As we can see how easy that can happen. Did you not think, or did you just think you could get away with this unprovoked attack ?
Mr OddJob was very lucky that he is alive, and lucky he had the skill and where with all to deal with criminals such as you and you fellow attacker''

the above is why I am in the care of the Likes of Heidi Leaney, Scott Evil and Kaim Todner
and it has proved just so for many in my employ.

I do understand that it can be important to look the innocent, eye witnesses are some of the worst witnesses out there, they create and extrapolate. the victor can often be seen as the aggressor after the fact. so sure a caring nature might be the best after action if at all possible, but that's dependent on what's still going on around you or if you are with a client.
again the first to report a crime can be see as the aggrieved, the innocent, but we know that's a falsehood at best.
so many imponderables.
But make yourself the most prepared you can, train, observe and plan.
be sure you are the one still standing at the end,
the one able to tell his tale.
they're the important bits.
 

premier

Longterm Registered User
Joined
Nov 8, 2009
Messages
1,602
Likes
234
#20
RKT,

I am growing tired of the thread so this will be my last input!

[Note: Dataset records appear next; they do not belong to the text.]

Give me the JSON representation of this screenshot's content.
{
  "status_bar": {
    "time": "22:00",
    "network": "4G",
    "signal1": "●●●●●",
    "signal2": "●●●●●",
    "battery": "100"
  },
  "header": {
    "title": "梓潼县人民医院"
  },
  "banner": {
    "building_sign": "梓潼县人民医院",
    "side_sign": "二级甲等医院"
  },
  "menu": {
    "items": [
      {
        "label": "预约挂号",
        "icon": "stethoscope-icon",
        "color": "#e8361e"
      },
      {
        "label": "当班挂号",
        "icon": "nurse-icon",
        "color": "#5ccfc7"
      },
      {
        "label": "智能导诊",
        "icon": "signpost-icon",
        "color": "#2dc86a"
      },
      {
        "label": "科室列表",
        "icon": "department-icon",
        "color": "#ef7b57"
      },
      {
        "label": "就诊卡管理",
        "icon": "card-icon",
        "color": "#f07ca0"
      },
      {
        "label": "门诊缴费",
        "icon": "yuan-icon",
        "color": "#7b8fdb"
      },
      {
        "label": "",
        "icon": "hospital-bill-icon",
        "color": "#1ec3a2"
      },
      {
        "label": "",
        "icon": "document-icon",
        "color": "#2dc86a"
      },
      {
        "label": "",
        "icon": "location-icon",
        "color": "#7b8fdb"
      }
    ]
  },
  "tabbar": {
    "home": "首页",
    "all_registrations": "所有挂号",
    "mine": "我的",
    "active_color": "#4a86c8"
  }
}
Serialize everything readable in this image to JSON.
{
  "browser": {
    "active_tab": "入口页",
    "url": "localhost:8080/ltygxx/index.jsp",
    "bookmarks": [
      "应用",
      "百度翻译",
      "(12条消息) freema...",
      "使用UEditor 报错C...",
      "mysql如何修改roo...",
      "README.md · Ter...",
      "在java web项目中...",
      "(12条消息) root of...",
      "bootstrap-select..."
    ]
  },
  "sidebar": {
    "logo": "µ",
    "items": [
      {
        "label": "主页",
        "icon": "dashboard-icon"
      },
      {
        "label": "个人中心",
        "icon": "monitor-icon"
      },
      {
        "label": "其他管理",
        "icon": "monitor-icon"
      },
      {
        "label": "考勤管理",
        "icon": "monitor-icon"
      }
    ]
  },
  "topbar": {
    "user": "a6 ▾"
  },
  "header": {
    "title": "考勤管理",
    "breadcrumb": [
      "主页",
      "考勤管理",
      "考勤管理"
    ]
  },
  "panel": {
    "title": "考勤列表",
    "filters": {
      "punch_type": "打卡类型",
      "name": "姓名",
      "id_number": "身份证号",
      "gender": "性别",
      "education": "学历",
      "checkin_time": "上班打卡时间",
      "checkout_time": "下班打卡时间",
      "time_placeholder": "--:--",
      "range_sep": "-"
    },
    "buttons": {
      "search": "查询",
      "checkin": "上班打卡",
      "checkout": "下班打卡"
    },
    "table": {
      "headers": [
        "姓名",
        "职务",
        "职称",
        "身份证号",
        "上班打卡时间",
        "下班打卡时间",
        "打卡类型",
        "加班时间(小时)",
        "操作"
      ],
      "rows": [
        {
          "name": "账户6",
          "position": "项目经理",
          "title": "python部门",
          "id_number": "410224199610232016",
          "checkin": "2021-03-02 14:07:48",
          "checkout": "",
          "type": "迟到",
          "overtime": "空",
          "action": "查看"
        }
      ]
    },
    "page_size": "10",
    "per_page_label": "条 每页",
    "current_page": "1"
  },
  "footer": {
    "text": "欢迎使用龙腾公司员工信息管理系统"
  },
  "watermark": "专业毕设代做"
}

To be attacked by 2, makes you the victim in law!

To win makes you the aggressor in the police station, I will again direct your attention to the no comment, scenario.

The police do not like us they are jealous of us they want us to be what they think we are!
Be smarter and use the firm OJ has provided in future if you ever find you have need to.

If 2 drunks attack you my advice is make every punch you throw
A) connect
B) count

Failing that let them kick the crap out of you and all the time their blows rain down you can take comfort from the fact your Sia license is safe!


Regards

premier


Sent from my iPad using Close Protection World
 
Last edited:
Top Bottom